Laskowski, reports Truck News, pointed that Canadian regulators are looking to avoid at least one major deficiency in the U.S. rules – the fact vendors can self-certify their own devices. The result is that some ELDs on the market produce logs that can be easily modified.
“What we have seen and found is the ability for people to rewrite their hours-of-service,” Laskowski said. “With (some of) these devices it’s a push of a button.”
He said CTA is lobbying for third-party certificationof devices to prevent this problem, but he noted the vast majority of suppliers do meet the technical requirements.
Canada’s ELD regulation has been held up by bureaucratic red tape. Unlike in the U.S., where the federal government mandates interstate carriers, in Canada all provinces must handle enforcement.

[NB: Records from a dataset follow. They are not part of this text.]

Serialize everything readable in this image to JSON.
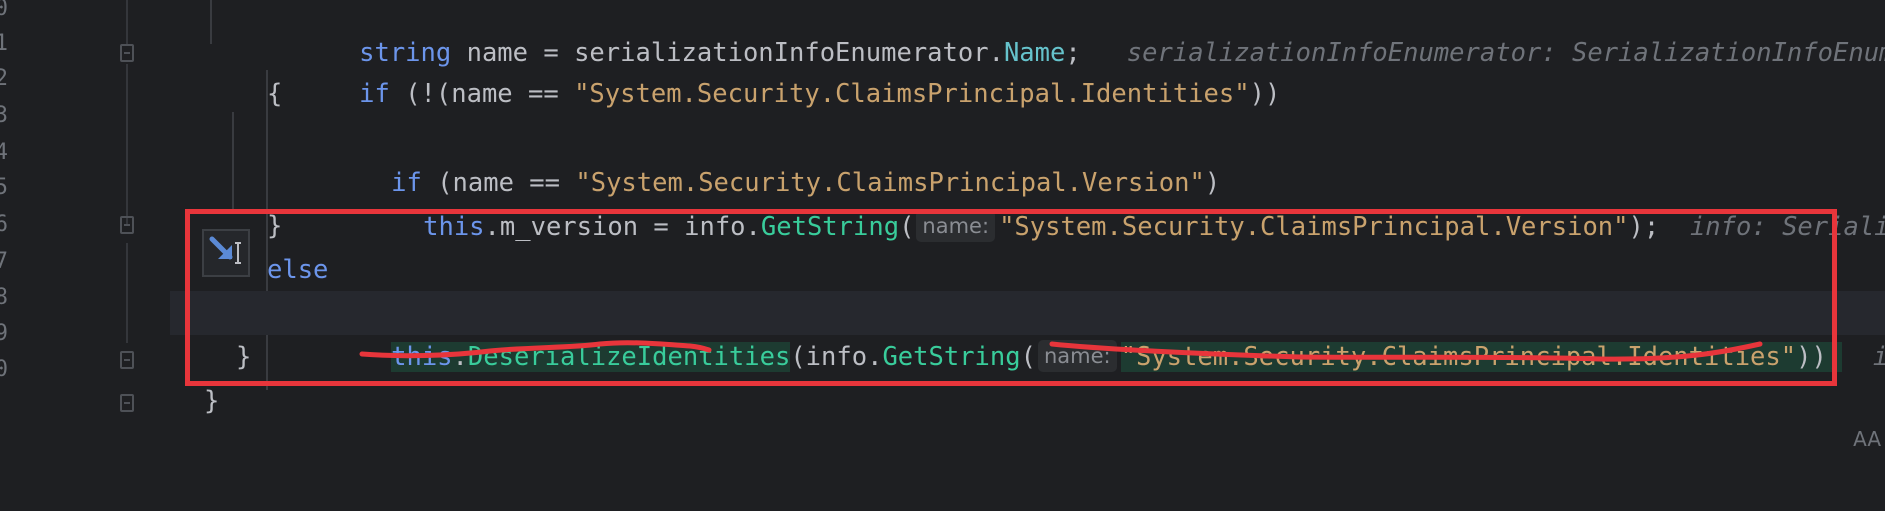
{
  "gutter": {
    "line_numbers": [
      "0",
      "1",
      "2",
      "3",
      "4",
      "5",
      "6",
      "7",
      "8",
      "9",
      "0"
    ]
  },
  "lines": {
    "l0": {
      "t1": "string",
      "t2": " name = serializationInfoEnumerator.",
      "t3": "Name",
      "t4": ";",
      "hint": "serializationInfoEnumerator: SerializationInfoEnumer"
    },
    "l1": {
      "t1": "if",
      "t2": " (!(name == ",
      "t3": "\"System.Security.ClaimsPrincipal.Identities\"",
      "t4": "))"
    },
    "l2": {
      "t1": "{"
    },
    "l3": {
      "t1": "if",
      "t2": " (name == ",
      "t3": "\"System.Security.ClaimsPrincipal.Version\"",
      "t4": ")"
    },
    "l4": {
      "t1": "this",
      "t2": ".m_version = info.",
      "t3": "GetString",
      "t4": "(",
      "param": "name:",
      "t5": "\"System.Security.ClaimsPrincipal.Version\"",
      "t6": ");",
      "hint": "info: Serializa"
    },
    "l5": {
      "t1": "}"
    },
    "l6": {
      "t1": "else"
    },
    "l7": {
      "t1": "this",
      "t2": ".",
      "t3": "DeserializeIdentities",
      "t4": "(info.",
      "t5": "GetString",
      "t6": "(",
      "param": "name:",
      "t7": "\"System.Security.ClaimsPrincipal.Identities\"",
      "t8": "));",
      "hint": "inf"
    },
    "l8": {
      "t1": "}"
    },
    "l9": {
      "t1": "}"
    }
  },
  "colors": {
    "background": "#1e1f22",
    "keyword": "#6c95eb",
    "string": "#c9a26d",
    "method": "#39cc9b",
    "annotation_red": "#e8353b"
  },
  "icons": {
    "action": "arrow-down-right-icon",
    "corner": "AA"
  }
}
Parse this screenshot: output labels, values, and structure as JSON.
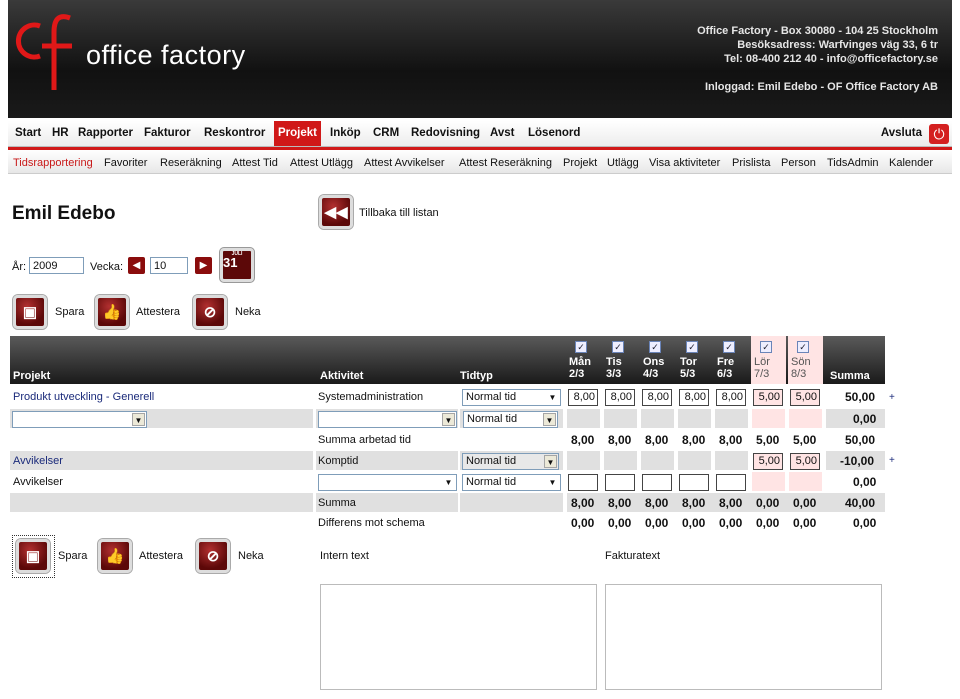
{
  "company": {
    "logo_text": "office factory",
    "address_line1": "Office Factory - Box 30080 - 104 25 Stockholm",
    "address_line2": "Besöksadress: Warfvinges väg 33, 6 tr",
    "address_line3": "Tel: 08-400 212 40 - info@officefactory.se",
    "logged_in": "Inloggad: Emil Edebo - OF Office Factory AB"
  },
  "main_nav": {
    "items": [
      "Start",
      "HR",
      "Rapporter",
      "Fakturor",
      "Reskontror",
      "Projekt",
      "Inköp",
      "CRM",
      "Redovisning",
      "Avst",
      "Lösenord"
    ],
    "active": "Projekt",
    "logout": "Avsluta",
    "accent": "#d01818"
  },
  "sub_nav": {
    "items": [
      "Tidsrapportering",
      "Favoriter",
      "Reseräkning",
      "Attest Tid",
      "Attest Utlägg",
      "Attest Avvikelser",
      "Attest Reseräkning",
      "Projekt",
      "Utlägg",
      "Visa aktiviteter",
      "Prislista",
      "Person",
      "TidsAdmin",
      "Kalender"
    ],
    "active": "Tidsrapportering"
  },
  "page": {
    "title": "Emil Edebo",
    "back_label": "Tillbaka till listan",
    "year_label": "År:",
    "year_value": "2009",
    "week_label": "Vecka:",
    "week_value": "10",
    "calendar_day": "31",
    "calendar_month": "JULI"
  },
  "actions": {
    "save": "Spara",
    "approve": "Attestera",
    "reject": "Neka"
  },
  "table": {
    "col_project": "Projekt",
    "col_activity": "Aktivitet",
    "col_timetype": "Tidtyp",
    "col_sum": "Summa",
    "checkbox_mark": "✓",
    "days": [
      {
        "name": "Mån",
        "date": "2/3",
        "weekend": false
      },
      {
        "name": "Tis",
        "date": "3/3",
        "weekend": false
      },
      {
        "name": "Ons",
        "date": "4/3",
        "weekend": false
      },
      {
        "name": "Tor",
        "date": "5/3",
        "weekend": false
      },
      {
        "name": "Fre",
        "date": "6/3",
        "weekend": false
      },
      {
        "name": "Lör",
        "date": "7/3",
        "weekend": true
      },
      {
        "name": "Sön",
        "date": "8/3",
        "weekend": true
      }
    ],
    "row1": {
      "project": "Produkt utveckling - Generell",
      "activity": "Systemadministration",
      "timetype": "Normal tid",
      "hours": [
        "8,00",
        "8,00",
        "8,00",
        "8,00",
        "8,00",
        "5,00",
        "5,00"
      ],
      "sum": "50,00",
      "plus": "+"
    },
    "row2": {
      "timetype": "Normal tid",
      "sum": "0,00"
    },
    "worked_sum": {
      "label": "Summa arbetad tid",
      "values": [
        "8,00",
        "8,00",
        "8,00",
        "8,00",
        "8,00",
        "5,00",
        "5,00"
      ],
      "sum": "50,00"
    },
    "deviation_row": {
      "project": "Avvikelser",
      "activity": "Komptid",
      "timetype": "Normal tid",
      "hours": [
        "5,00",
        "5,00"
      ],
      "sum": "-10,00",
      "plus": "+"
    },
    "deviation_row2": {
      "project": "Avvikelser",
      "timetype": "Normal tid",
      "sum": "0,00"
    },
    "total": {
      "label": "Summa",
      "values": [
        "8,00",
        "8,00",
        "8,00",
        "8,00",
        "8,00",
        "0,00",
        "0,00"
      ],
      "sum": "40,00"
    },
    "diff": {
      "label": "Differens mot schema",
      "values": [
        "0,00",
        "0,00",
        "0,00",
        "0,00",
        "0,00",
        "0,00",
        "0,00"
      ],
      "sum": "0,00"
    }
  },
  "notes": {
    "intern_label": "Intern text",
    "invoice_label": "Fakturatext"
  }
}
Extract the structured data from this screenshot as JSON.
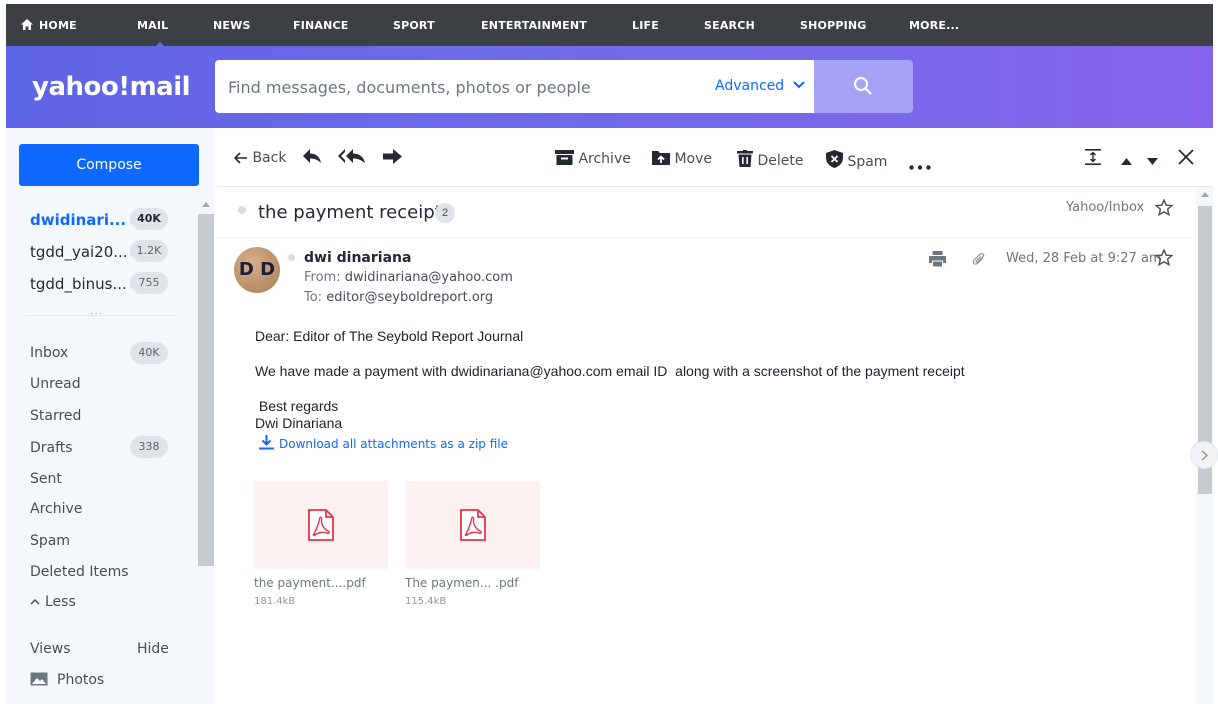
{
  "topnav": {
    "items": [
      "HOME",
      "MAIL",
      "NEWS",
      "FINANCE",
      "SPORT",
      "ENTERTAINMENT",
      "LIFE",
      "SEARCH",
      "SHOPPING",
      "MORE..."
    ],
    "active": "MAIL"
  },
  "header": {
    "logo": "yahoo!mail",
    "search_placeholder": "Find messages, documents, photos or people",
    "advanced_label": "Advanced"
  },
  "sidebar": {
    "compose_label": "Compose",
    "accounts": [
      {
        "name": "dwidinari...",
        "count": "40K"
      },
      {
        "name": "tgdd_yai20...",
        "count": "1.2K"
      },
      {
        "name": "tgdd_binus...",
        "count": "755"
      }
    ],
    "folders": [
      {
        "label": "Inbox",
        "count": "40K"
      },
      {
        "label": "Unread",
        "count": ""
      },
      {
        "label": "Starred",
        "count": ""
      },
      {
        "label": "Drafts",
        "count": "338"
      },
      {
        "label": "Sent",
        "count": ""
      },
      {
        "label": "Archive",
        "count": ""
      },
      {
        "label": "Spam",
        "count": ""
      },
      {
        "label": "Deleted Items",
        "count": ""
      }
    ],
    "less_label": "Less",
    "views_label": "Views",
    "hide_label": "Hide",
    "photos_label": "Photos"
  },
  "toolbar": {
    "back_label": "Back",
    "archive_label": "Archive",
    "move_label": "Move",
    "delete_label": "Delete",
    "spam_label": "Spam"
  },
  "message": {
    "subject": "the payment receipt",
    "thread_count": "2",
    "folder_path": "Yahoo/Inbox",
    "sender_initials": "D D",
    "sender_name": "dwi dinariana",
    "from_label": "From:",
    "from_email": "dwidinariana@yahoo.com",
    "to_label": "To:",
    "to_email": "editor@seyboldreport.org",
    "date": "Wed, 28 Feb at 9:27 am",
    "body": [
      "Dear: Editor of The Seybold Report Journal",
      "We have made a payment with dwidinariana@yahoo.com email ID  along with a screenshot of the payment receipt",
      " Best regards",
      "Dwi Dinariana"
    ],
    "download_label": "Download all attachments as a zip file",
    "attachments": [
      {
        "name": "the payment....pdf",
        "size": "181.4kB"
      },
      {
        "name": "The paymen... .pdf",
        "size": "115.4kB"
      }
    ]
  },
  "colors": {
    "nav_bg": "#3c4045",
    "header_gradient_start": "#5e64e6",
    "header_gradient_end": "#8663ec",
    "accent_blue": "#0f69ff",
    "pdf_icon": "#e8334a"
  }
}
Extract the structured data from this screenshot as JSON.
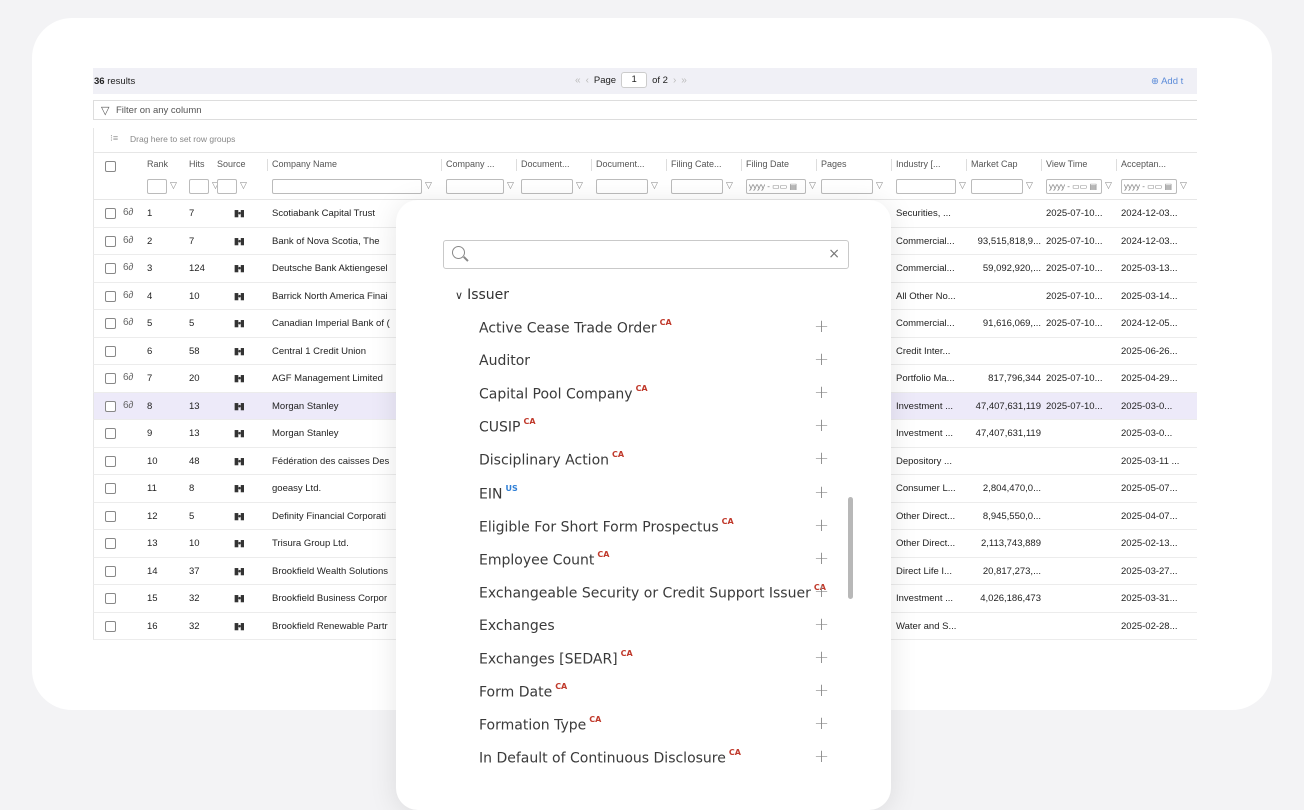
{
  "toolbar": {
    "results_count": "36",
    "results_label": "results",
    "page_label": "Page",
    "page_current": "1",
    "page_total": "of 2",
    "first_icon": "«",
    "prev_icon": "‹",
    "next_icon": "›",
    "last_icon": "»",
    "add_label": "Add t"
  },
  "filter": {
    "placeholder": "Filter on any column"
  },
  "row_groups": {
    "label": "Drag here to set row groups"
  },
  "columns": [
    "Rank",
    "Hits",
    "Source",
    "Company Name",
    "Company ...",
    "Document...",
    "Document...",
    "Filing Cate...",
    "Filing Date",
    "Pages",
    "Industry [...",
    "Market Cap",
    "View Time",
    "Acceptan..."
  ],
  "date_placeholder": "yyyy - ▭▭ ▤",
  "rows": [
    {
      "eye": true,
      "rank": "1",
      "hits": "7",
      "company": "Scotiabank Capital Trust",
      "industry": "Securities, ...",
      "cap": "",
      "view": "2025-07-10...",
      "accept": "2024-12-03...",
      "selected": false
    },
    {
      "eye": true,
      "rank": "2",
      "hits": "7",
      "company": "Bank of Nova Scotia, The",
      "industry": "Commercial...",
      "cap": "93,515,818,9...",
      "view": "2025-07-10...",
      "accept": "2024-12-03...",
      "selected": false
    },
    {
      "eye": true,
      "rank": "3",
      "hits": "124",
      "company": "Deutsche Bank Aktiengesel",
      "industry": "Commercial...",
      "cap": "59,092,920,...",
      "view": "2025-07-10...",
      "accept": "2025-03-13...",
      "selected": false
    },
    {
      "eye": true,
      "rank": "4",
      "hits": "10",
      "company": "Barrick North America Finai",
      "industry": "All Other No...",
      "cap": "",
      "view": "2025-07-10...",
      "accept": "2025-03-14...",
      "selected": false
    },
    {
      "eye": true,
      "rank": "5",
      "hits": "5",
      "company": "Canadian Imperial Bank of (",
      "industry": "Commercial...",
      "cap": "91,616,069,...",
      "view": "2025-07-10...",
      "accept": "2024-12-05...",
      "selected": false
    },
    {
      "eye": false,
      "rank": "6",
      "hits": "58",
      "company": "Central 1 Credit Union",
      "industry": "Credit Inter...",
      "cap": "",
      "view": "",
      "accept": "2025-06-26...",
      "selected": false
    },
    {
      "eye": true,
      "rank": "7",
      "hits": "20",
      "company": "AGF Management Limited",
      "industry": "Portfolio Ma...",
      "cap": "817,796,344",
      "view": "2025-07-10...",
      "accept": "2025-04-29...",
      "selected": false
    },
    {
      "eye": true,
      "rank": "8",
      "hits": "13",
      "company": "Morgan Stanley",
      "industry": "Investment ...",
      "cap": "47,407,631,119",
      "view": "2025-07-10...",
      "accept": "2025-03-0...",
      "selected": true
    },
    {
      "eye": false,
      "rank": "9",
      "hits": "13",
      "company": "Morgan Stanley",
      "industry": "Investment ...",
      "cap": "47,407,631,119",
      "view": "",
      "accept": "2025-03-0...",
      "selected": false
    },
    {
      "eye": false,
      "rank": "10",
      "hits": "48",
      "company": "Fédération des caisses Des",
      "industry": "Depository ...",
      "cap": "",
      "view": "",
      "accept": "2025-03-11 ...",
      "selected": false
    },
    {
      "eye": false,
      "rank": "11",
      "hits": "8",
      "company": "goeasy Ltd.",
      "industry": "Consumer L...",
      "cap": "2,804,470,0...",
      "view": "",
      "accept": "2025-05-07...",
      "selected": false
    },
    {
      "eye": false,
      "rank": "12",
      "hits": "5",
      "company": "Definity Financial Corporati",
      "industry": "Other Direct...",
      "cap": "8,945,550,0...",
      "view": "",
      "accept": "2025-04-07...",
      "selected": false
    },
    {
      "eye": false,
      "rank": "13",
      "hits": "10",
      "company": "Trisura Group Ltd.",
      "industry": "Other Direct...",
      "cap": "2,113,743,889",
      "view": "",
      "accept": "2025-02-13...",
      "selected": false
    },
    {
      "eye": false,
      "rank": "14",
      "hits": "37",
      "company": "Brookfield Wealth Solutions",
      "industry": "Direct Life I...",
      "cap": "20,817,273,...",
      "view": "",
      "accept": "2025-03-27...",
      "selected": false
    },
    {
      "eye": false,
      "rank": "15",
      "hits": "32",
      "company": "Brookfield Business Corpor",
      "industry": "Investment ...",
      "cap": "4,026,186,473",
      "view": "",
      "accept": "2025-03-31...",
      "selected": false
    },
    {
      "eye": false,
      "rank": "16",
      "hits": "32",
      "company": "Brookfield Renewable Partr",
      "industry": "Water and S...",
      "cap": "",
      "view": "",
      "accept": "2025-02-28...",
      "selected": false
    }
  ],
  "dropdown": {
    "search_value": "",
    "group_label": "Issuer",
    "items": [
      {
        "label": "Active Cease Trade Order",
        "tag": "CA"
      },
      {
        "label": "Auditor",
        "tag": ""
      },
      {
        "label": "Capital Pool Company",
        "tag": "CA"
      },
      {
        "label": "CUSIP",
        "tag": "CA"
      },
      {
        "label": "Disciplinary Action",
        "tag": "CA"
      },
      {
        "label": "EIN",
        "tag": "US"
      },
      {
        "label": "Eligible For Short Form Prospectus",
        "tag": "CA"
      },
      {
        "label": "Employee Count",
        "tag": "CA"
      },
      {
        "label": "Exchangeable Security or Credit Support Issuer",
        "tag": "CA"
      },
      {
        "label": "Exchanges",
        "tag": ""
      },
      {
        "label": "Exchanges [SEDAR]",
        "tag": "CA"
      },
      {
        "label": "Form Date",
        "tag": "CA"
      },
      {
        "label": "Formation Type",
        "tag": "CA"
      },
      {
        "label": "In Default of Continuous Disclosure",
        "tag": "CA"
      }
    ]
  },
  "colors": {
    "selected_row": "#edeaf9",
    "ca_tag": "#c0392b",
    "us_tag": "#2f7fd6",
    "accent": "#5b8bd9"
  }
}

“You’re not dealing at the table one-on-one with the feds, you’re dealing with seven, 10 other jurisdictions,” Laskowski said. “There was political foot-dragging on this.”
Mark Seymour, chairman of Kriska Group, shared his company’s experience when rolling out ELDs voluntarily between 2011 and 2014.
“We took three years,” he said. “We wanted to do it at the right pace that didn’t disrupt the business, didn’t disrupt the people, and there were things we did to try not to choke the system.”
Seymour is a fan of the technology.
“The old paper-based log system is ludicrous,” he said. “And for those we’ll be introducing to our business in years to come, to teach them a system like that would frankly likely be enough to turn people away from our industry.”
Moving to e-logs also puts more pressure on shippers to do their part to make good use of a driver’s time, Seymour said.
“It’s the appreciation and respect of the number of hours per day that a truck driver has to work and frankly, to make a living,” he said. “It imposes upon the shipper and receiver the impact they have on that workday on things like dwell time, things like allowing drivers to sleep in the yard. Maybe providing that option of switching trailers as opposed to live unload. What piece of that day do you own and what can you do to improve upon your ownership of that piece?”
Full Truck News story here.